But after five iterations and two elections, patience is wearing thin as there seems to be little to no change. Furthermore, in between these five protests, the opposition has been exposed just as flawed as the rest of us.

BERSIH as a movement must now ask itself: What next? Do we march every year till BERSIH 10? It’s not all that far off. It’s just another Najib term away and the voices questioning BERSIH from within its own ranks will only grow in that time if nothing changes. Certainly, Tourism Minister Nazri Aziz’s suggestion that BERSIH enter the political arena may be feasible, but support for the movement will take a blow among those simply sick of politics, and there will be those who will say an entry into politics is merely a mad dash for power.

As great a tool as a protest is, it is clear the BERSIH banner is starting to fray a little at the edges. The movement needs to change in some essential ways.
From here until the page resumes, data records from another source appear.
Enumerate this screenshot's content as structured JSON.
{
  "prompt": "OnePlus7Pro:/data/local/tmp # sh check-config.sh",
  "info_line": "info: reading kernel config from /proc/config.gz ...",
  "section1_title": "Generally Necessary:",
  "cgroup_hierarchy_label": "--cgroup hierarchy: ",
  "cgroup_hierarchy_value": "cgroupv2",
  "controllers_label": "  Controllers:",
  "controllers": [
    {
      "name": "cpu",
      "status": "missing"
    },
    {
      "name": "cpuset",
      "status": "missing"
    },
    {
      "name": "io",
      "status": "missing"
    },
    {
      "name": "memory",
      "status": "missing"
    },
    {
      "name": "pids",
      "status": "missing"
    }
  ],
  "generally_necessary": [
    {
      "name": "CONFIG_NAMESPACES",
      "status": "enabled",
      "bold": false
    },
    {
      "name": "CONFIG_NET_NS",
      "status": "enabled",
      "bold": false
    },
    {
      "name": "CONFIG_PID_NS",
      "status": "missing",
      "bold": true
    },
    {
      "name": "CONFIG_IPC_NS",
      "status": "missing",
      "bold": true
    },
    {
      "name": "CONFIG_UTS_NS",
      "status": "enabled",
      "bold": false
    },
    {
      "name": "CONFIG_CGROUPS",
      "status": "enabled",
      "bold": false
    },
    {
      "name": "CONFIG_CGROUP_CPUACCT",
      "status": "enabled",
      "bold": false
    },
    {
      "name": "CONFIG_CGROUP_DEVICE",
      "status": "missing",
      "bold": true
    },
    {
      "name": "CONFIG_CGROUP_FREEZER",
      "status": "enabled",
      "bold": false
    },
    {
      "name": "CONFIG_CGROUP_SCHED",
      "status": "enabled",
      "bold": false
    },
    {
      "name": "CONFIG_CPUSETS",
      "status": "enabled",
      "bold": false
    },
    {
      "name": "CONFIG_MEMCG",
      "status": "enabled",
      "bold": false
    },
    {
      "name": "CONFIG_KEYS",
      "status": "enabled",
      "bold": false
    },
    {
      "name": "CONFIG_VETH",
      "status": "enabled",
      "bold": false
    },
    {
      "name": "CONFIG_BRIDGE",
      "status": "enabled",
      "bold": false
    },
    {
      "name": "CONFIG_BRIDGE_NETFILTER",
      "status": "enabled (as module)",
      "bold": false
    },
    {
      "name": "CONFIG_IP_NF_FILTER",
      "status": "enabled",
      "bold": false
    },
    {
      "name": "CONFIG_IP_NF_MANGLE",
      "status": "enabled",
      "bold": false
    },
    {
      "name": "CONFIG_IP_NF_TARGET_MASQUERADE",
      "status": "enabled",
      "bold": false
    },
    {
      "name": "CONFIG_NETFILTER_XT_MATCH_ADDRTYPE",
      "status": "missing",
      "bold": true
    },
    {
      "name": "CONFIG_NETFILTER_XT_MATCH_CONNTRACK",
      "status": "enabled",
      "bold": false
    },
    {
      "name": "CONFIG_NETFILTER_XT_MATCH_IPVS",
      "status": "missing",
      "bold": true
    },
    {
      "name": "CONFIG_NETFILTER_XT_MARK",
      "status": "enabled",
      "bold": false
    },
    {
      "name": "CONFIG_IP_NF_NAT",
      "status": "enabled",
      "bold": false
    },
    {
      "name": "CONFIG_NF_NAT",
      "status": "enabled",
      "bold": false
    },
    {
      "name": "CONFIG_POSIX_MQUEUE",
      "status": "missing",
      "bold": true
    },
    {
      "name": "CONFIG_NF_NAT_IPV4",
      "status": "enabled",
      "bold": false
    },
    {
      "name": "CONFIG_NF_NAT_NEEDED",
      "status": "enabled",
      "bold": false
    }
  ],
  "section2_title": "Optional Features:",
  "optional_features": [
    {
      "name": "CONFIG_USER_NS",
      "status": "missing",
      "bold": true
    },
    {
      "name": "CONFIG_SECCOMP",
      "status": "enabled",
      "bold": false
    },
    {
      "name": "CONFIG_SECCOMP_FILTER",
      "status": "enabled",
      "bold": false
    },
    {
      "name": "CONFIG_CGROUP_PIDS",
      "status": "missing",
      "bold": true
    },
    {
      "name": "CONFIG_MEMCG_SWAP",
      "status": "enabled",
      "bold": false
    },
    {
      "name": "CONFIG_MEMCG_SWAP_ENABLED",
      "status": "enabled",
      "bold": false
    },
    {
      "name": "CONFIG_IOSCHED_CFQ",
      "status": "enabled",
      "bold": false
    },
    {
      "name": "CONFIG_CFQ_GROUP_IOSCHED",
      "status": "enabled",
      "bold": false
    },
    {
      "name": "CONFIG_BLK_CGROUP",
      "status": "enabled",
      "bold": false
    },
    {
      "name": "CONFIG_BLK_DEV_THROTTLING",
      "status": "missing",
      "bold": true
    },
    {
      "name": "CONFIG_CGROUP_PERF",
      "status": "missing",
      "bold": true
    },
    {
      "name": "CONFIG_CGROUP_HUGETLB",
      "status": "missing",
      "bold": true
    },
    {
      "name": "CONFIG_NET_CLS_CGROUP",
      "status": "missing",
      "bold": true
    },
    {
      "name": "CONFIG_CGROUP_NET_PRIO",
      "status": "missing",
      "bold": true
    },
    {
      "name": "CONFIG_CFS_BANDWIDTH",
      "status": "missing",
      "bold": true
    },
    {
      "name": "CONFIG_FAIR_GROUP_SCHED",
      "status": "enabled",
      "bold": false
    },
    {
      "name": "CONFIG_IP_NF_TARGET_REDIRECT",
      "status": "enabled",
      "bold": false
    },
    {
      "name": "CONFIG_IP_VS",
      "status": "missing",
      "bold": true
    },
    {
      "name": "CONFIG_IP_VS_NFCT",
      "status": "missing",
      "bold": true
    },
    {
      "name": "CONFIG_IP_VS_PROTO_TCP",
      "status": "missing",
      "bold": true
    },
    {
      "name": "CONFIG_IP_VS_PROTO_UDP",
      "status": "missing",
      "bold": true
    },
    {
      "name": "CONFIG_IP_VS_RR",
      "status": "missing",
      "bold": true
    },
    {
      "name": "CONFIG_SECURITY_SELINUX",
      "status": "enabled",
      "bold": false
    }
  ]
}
A street protest is only one tool in the playbook of community organising, and the BERSIH movement can perhaps do far more good in varying the ways of spreading its message rather than just baking under the sun as politicians drone on.